[Data shown Boundary: Start]

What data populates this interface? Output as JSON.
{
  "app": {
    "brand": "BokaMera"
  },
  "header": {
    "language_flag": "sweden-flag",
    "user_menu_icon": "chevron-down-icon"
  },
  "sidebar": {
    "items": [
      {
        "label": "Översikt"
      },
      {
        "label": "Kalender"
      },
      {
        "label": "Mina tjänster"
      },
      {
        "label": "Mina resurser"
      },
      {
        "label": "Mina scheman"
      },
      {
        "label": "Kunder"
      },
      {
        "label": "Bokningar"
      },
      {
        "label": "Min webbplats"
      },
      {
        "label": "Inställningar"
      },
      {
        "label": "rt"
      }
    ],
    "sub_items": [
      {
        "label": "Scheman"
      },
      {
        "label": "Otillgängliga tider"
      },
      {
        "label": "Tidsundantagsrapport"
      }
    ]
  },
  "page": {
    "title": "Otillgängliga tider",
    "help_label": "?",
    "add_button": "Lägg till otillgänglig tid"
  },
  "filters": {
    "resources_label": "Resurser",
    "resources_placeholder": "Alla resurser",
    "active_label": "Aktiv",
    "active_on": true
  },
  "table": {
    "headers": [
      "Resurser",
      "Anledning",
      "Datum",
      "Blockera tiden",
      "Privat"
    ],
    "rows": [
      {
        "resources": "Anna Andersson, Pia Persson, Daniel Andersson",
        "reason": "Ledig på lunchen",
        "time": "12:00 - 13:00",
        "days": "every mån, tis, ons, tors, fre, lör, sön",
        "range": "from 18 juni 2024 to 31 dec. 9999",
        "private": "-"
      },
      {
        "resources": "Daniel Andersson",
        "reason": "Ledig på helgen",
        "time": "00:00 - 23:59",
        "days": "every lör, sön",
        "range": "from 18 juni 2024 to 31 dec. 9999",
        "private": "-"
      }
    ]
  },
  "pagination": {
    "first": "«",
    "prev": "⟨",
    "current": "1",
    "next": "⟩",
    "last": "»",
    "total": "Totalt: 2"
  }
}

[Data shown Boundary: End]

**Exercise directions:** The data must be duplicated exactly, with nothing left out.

**Result of this task:**
What data populates this interface? Output as JSON.
{
  "app": {
    "brand": "BokaMera"
  },
  "header": {
    "language_flag": "sweden-flag",
    "user_menu_icon": "chevron-down-icon"
  },
  "sidebar": {
    "items": [
      {
        "label": "Översikt"
      },
      {
        "label": "Kalender"
      },
      {
        "label": "Mina tjänster"
      },
      {
        "label": "Mina resurser"
      },
      {
        "label": "Mina scheman"
      },
      {
        "label": "Kunder"
      },
      {
        "label": "Bokningar"
      },
      {
        "label": "Min webbplats"
      },
      {
        "label": "Inställningar"
      },
      {
        "label": "rt"
      }
    ],
    "sub_items": [
      {
        "label": "Scheman"
      },
      {
        "label": "Otillgängliga tider"
      },
      {
        "label": "Tidsundantagsrapport"
      }
    ]
  },
  "page": {
    "title": "Otillgängliga tider",
    "help_label": "?",
    "add_button": "Lägg till otillgänglig tid"
  },
  "filters": {
    "resources_label": "Resurser",
    "resources_placeholder": "Alla resurser",
    "active_label": "Aktiv",
    "active_on": true
  },
  "table": {
    "headers": [
      "Resurser",
      "Anledning",
      "Datum",
      "Blockera tiden",
      "Privat"
    ],
    "rows": [
      {
        "resources": "Anna Andersson, Pia Persson, Daniel Andersson",
        "reason": "Ledig på lunchen",
        "time": "12:00 - 13:00",
        "days": "every mån, tis, ons, tors, fre, lör, sön",
        "range": "from 18 juni 2024 to 31 dec. 9999",
        "private": "-"
      },
      {
        "resources": "Daniel Andersson",
        "reason": "Ledig på helgen",
        "time": "00:00 - 23:59",
        "days": "every lör, sön",
        "range": "from 18 juni 2024 to 31 dec. 9999",
        "private": "-"
      }
    ]
  },
  "pagination": {
    "first": "«",
    "prev": "⟨",
    "current": "1",
    "next": "⟩",
    "last": "»",
    "total": "Totalt: 2"
  }
}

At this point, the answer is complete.